So when our good friend Louise, the Creative Director at Chicago’s luxury bedding firm Eastern Accents, rang us up last year with a proposition, John and I practically frothed at the mouth.
“Jason, it’s Louise. Ridvan [the owner of Eastern Accents] has just purchased the historic, century-old Wilson House B&B behind Lee Industries in downtown High Point, and we would love for the Madcaps to design a guest room. It will be you and John, Alexa Hampton, Barclay Butera, Thom Filicia, Tobi Fairley, and Celerie Kemble. The design of the hotel will be stunning, and so, too, will the service.”
Downtown High Point, my hometown? John and I moved from Brooklyn to High Point to be part of the city’s downtown revitalization and next chapter, so this was pure magic.
Something world class that doesn’t only revolve around Market?
To have talent of that caliber and not in an LA or Palm Springs or Berlin?
A real premium put on service? Hurrah! The Madcaps are all about great, intuitive, and kind service in a world that has become so impersonal and uncaring. If a hotel looks great but doesn’t deliver on the service component, then the formula is a fail.
A historic property with heaps of provenance?
I think that John and I audibly shrieked.
The brief was simple, straightforward.
“You have the ground-floor bedroom. Create the room of your dreams,” said Louise.
Hello, dream client.
And so John and I set to work. We wanted to create a room that would showcase our collection of fabrics, each inspired by our travels—from jaunts to India and China and long weekends sketching and painting in the English countryside. Comfort would be key: Rooms without the aforementioned outlets beside the beds and a lack of good reading lights define a lack of attention to detail, so we made sure to have all of the creature comforts top of mind from the outset.
We sketched, we drew, we cut out furniture and moved it around on the schematic. And, as storytellers, we crafted a mythical tale that would guide our vision:
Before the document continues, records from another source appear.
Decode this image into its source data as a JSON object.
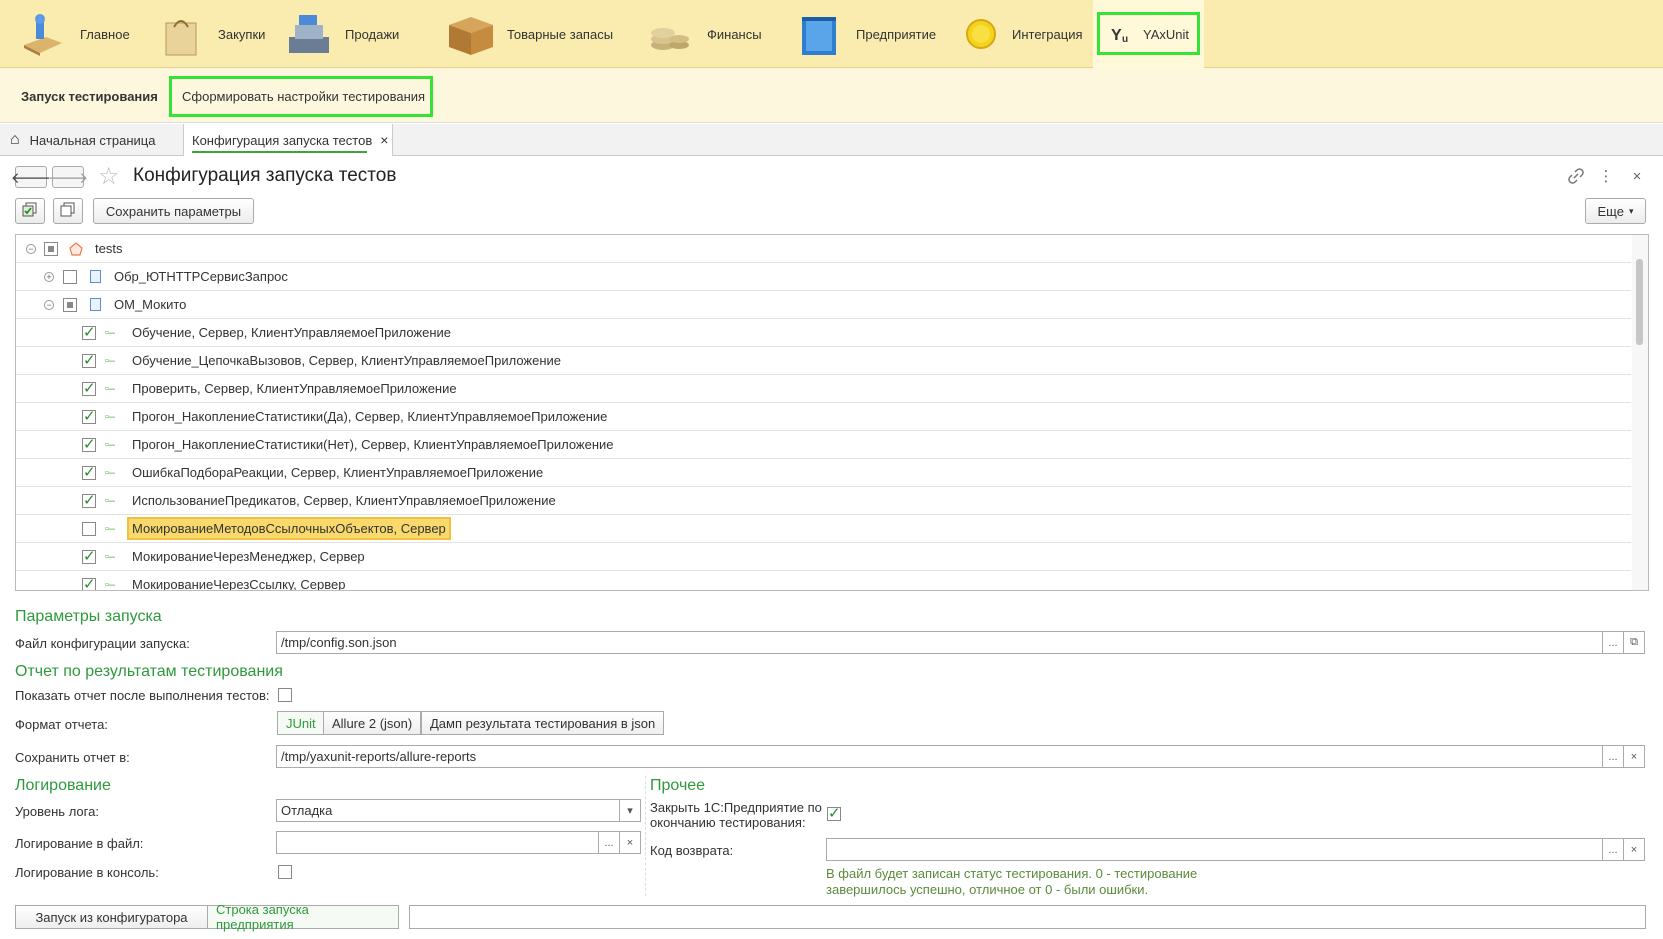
{
  "sections": [
    {
      "label": "Главное",
      "icon": "main-desk-icon"
    },
    {
      "label": "Закупки",
      "icon": "shopping-bag-icon"
    },
    {
      "label": "Продажи",
      "icon": "cash-register-icon"
    },
    {
      "label": "Товарные запасы",
      "icon": "box-icon"
    },
    {
      "label": "Финансы",
      "icon": "coins-icon"
    },
    {
      "label": "Предприятие",
      "icon": "building-icon"
    },
    {
      "label": "Интеграция",
      "icon": "circle-icon"
    },
    {
      "label": "YAxUnit",
      "icon": "yaxunit-logo-icon"
    }
  ],
  "subbar": {
    "title": "Запуск тестирования",
    "command": "Сформировать настройки тестирования"
  },
  "tabs": {
    "home": "Начальная страница",
    "current": "Конфигурация запуска тестов",
    "close": "×"
  },
  "form": {
    "title": "Конфигурация запуска тестов",
    "save_params": "Сохранить параметры",
    "more": "Еще"
  },
  "tree": {
    "root": "tests",
    "groups": [
      {
        "label": "Обр_ЮТHTTPСервисЗапрос"
      },
      {
        "label": "ОМ_Мокито"
      }
    ],
    "items": [
      {
        "label": "Обучение, Сервер, КлиентУправляемоеПриложение",
        "checked": true
      },
      {
        "label": "Обучение_ЦепочкаВызовов, Сервер, КлиентУправляемоеПриложение",
        "checked": true
      },
      {
        "label": "Проверить, Сервер, КлиентУправляемоеПриложение",
        "checked": true
      },
      {
        "label": "Прогон_НакоплениеСтатистики(Да), Сервер, КлиентУправляемоеПриложение",
        "checked": true
      },
      {
        "label": "Прогон_НакоплениеСтатистики(Нет), Сервер, КлиентУправляемоеПриложение",
        "checked": true
      },
      {
        "label": "ОшибкаПодбораРеакции, Сервер, КлиентУправляемоеПриложение",
        "checked": true
      },
      {
        "label": "ИспользованиеПредикатов, Сервер, КлиентУправляемоеПриложение",
        "checked": true
      },
      {
        "label": "МокированиеМетодовСсылочныхОбъектов, Сервер",
        "checked": false
      },
      {
        "label": "МокированиеЧерезМенеджер, Сервер",
        "checked": true
      },
      {
        "label": "МокированиеЧерезСсылку, Сервер",
        "checked": true
      }
    ]
  },
  "launch": {
    "section": "Параметры запуска",
    "config_label": "Файл конфигурации запуска:",
    "config_value": "/tmp/config.son.json"
  },
  "report": {
    "section": "Отчет по результатам тестирования",
    "show_label": "Показать отчет после выполнения тестов:",
    "format_label": "Формат отчета:",
    "formats": [
      "JUnit",
      "Allure 2 (json)",
      "Дамп результата тестирования в json"
    ],
    "selected_format": "JUnit",
    "save_label": "Сохранить отчет в:",
    "save_value": "/tmp/yaxunit-reports/allure-reports"
  },
  "logging": {
    "section": "Логирование",
    "level_label": "Уровень лога:",
    "level_value": "Отладка",
    "file_label": "Логирование в файл:",
    "file_value": "",
    "console_label": "Логирование в консоль:"
  },
  "other": {
    "section": "Прочее",
    "close_label_1": "Закрыть 1С:Предприятие по",
    "close_label_2": "окончанию тестирования:",
    "return_label": "Код возврата:",
    "return_value": "",
    "note_1": "В файл будет записан статус  тестирования. 0 - тестирование",
    "note_2": "завершилось успешно, отличное от 0 - были ошибки."
  },
  "bottom": {
    "from_configurator": "Запуск из конфигуратора",
    "launch_string": "Строка запуска предприятия",
    "launch_value": ""
  },
  "glyphs": {
    "dots": "...",
    "clear": "×",
    "open": "⧉",
    "caret": "▾",
    "star": "☆",
    "link": "🔗",
    "kebab": "⋮",
    "close": "×",
    "back": "🡐",
    "fwd": "🡒",
    "home": "⌂",
    "leaf": "▫–"
  }
}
“Imagine fabled English novelist Nancy Mitford running off for a long weekend, escaping from her workaday cares and seeking a cosseting retreat where she could read, sip a cool cocktail, and avoid the harsh grasp of that pesky, ever-present social media. ‘I need comfortable luxe,’ coo-ed Nancy, ‘And no pretense. Let me put my feet up, play canasta, and retreat from the world.’ But where to go?”
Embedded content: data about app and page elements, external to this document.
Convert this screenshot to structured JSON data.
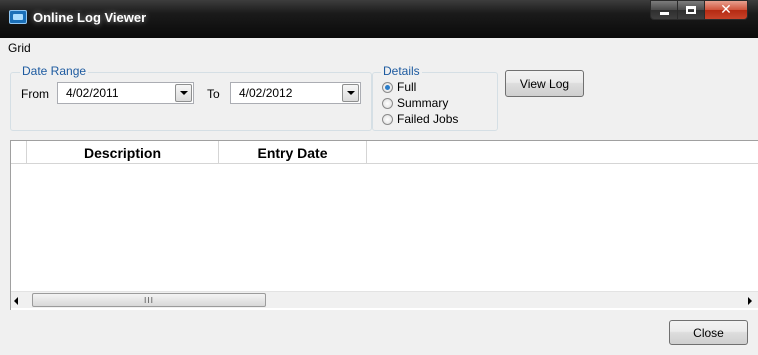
{
  "window": {
    "title": "Online Log Viewer",
    "icon": "app-icon",
    "caption_buttons": [
      "minimize",
      "maximize",
      "close"
    ]
  },
  "menu": {
    "items": [
      "Grid"
    ]
  },
  "date_range": {
    "legend": "Date Range",
    "from_label": "From",
    "from_value": "4/02/2011",
    "to_label": "To",
    "to_value": "4/02/2012"
  },
  "details": {
    "legend": "Details",
    "options": [
      {
        "label": "Full",
        "checked": true
      },
      {
        "label": "Summary",
        "checked": false
      },
      {
        "label": "Failed Jobs",
        "checked": false
      }
    ]
  },
  "buttons": {
    "view_log": "View Log",
    "close": "Close"
  },
  "grid": {
    "columns": [
      "Description",
      "Entry Date"
    ],
    "rows": [],
    "scroll_grip": "III"
  },
  "colors": {
    "legend_text": "#1e5ba0",
    "titlebar": "#0a0a0a",
    "close_button": "#c8432a"
  }
}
Upholstered walls. Gorgeous window treatments. Silk cording to frame the crown and baseboard molding. A custom armoire aged with wax to appear as though it has transported from a Derbyshire, England estate. Bespoke lampshades. A braided rug. Heaps of good lighting and comfortable chairs. Outlets front and center on both night tables. Antique garden prints upon the walls that we collected over the years at London flea markets. Rich green trim and a stunning blue ceiling. Intuitive design that doesn’t feel forced.
A room that feels anything but like a showroom.
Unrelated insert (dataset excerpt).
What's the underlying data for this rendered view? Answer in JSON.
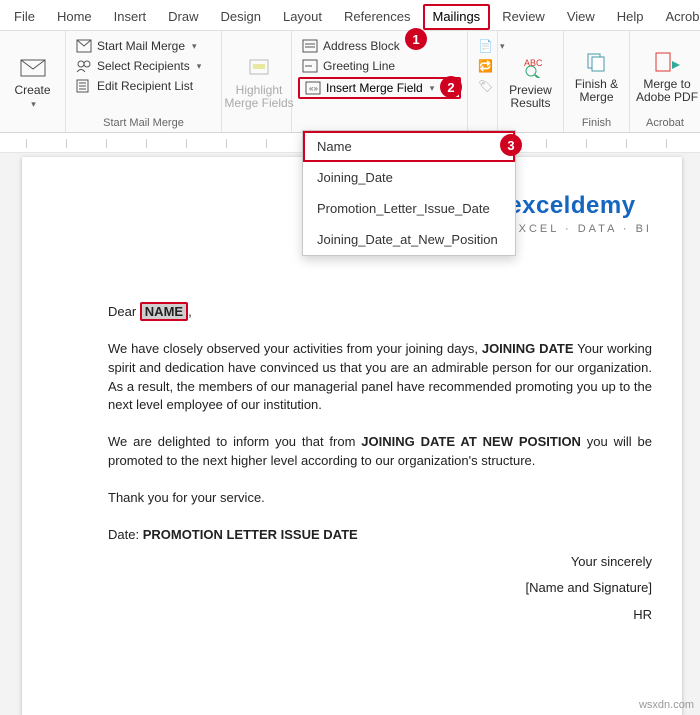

We met with electricians and contractors, we speed-dialed the fantastic team at Eastern Accents in Chicago ad nauseum (sorry, friends!) who were crafting our highly detailed window treatments, and we found a local talent to make hand-sewn lampshades. We tweaked, we texted, we compared notes.
And our vision quickly came to life.
The result is relaxed, pure put-your-feet-up chic. Granted, we used 300+ yards of our Madcap Cottage fabrics, but nothing about our room feels stuffy or dated or over done. Kick back with a good book—perhaps “Love in a Cold Climate” by Nancy Mitford—and relax, retreat, and recharge. Or crank up the TV, a truly cutting-edge, custom number deliciously hidden behind a mirror over the fireplace, and watch a weekends-worth of “The Crown.” But be sure to leave the sanctuary of your stay not only to savor the other myriad pleasures of the inn (oh, your gracious hosts, Justin and Baker!) but also to explore the charms of up-and-coming High Point and the surrounding Triad.
And there you have it.
So come pay us a visit! We would love for you to check in, and check us out.
We’ll see you at the Manor!
And, yes, we want to create our OWN hotel line. Welcome to Madcap Cottage Hotels.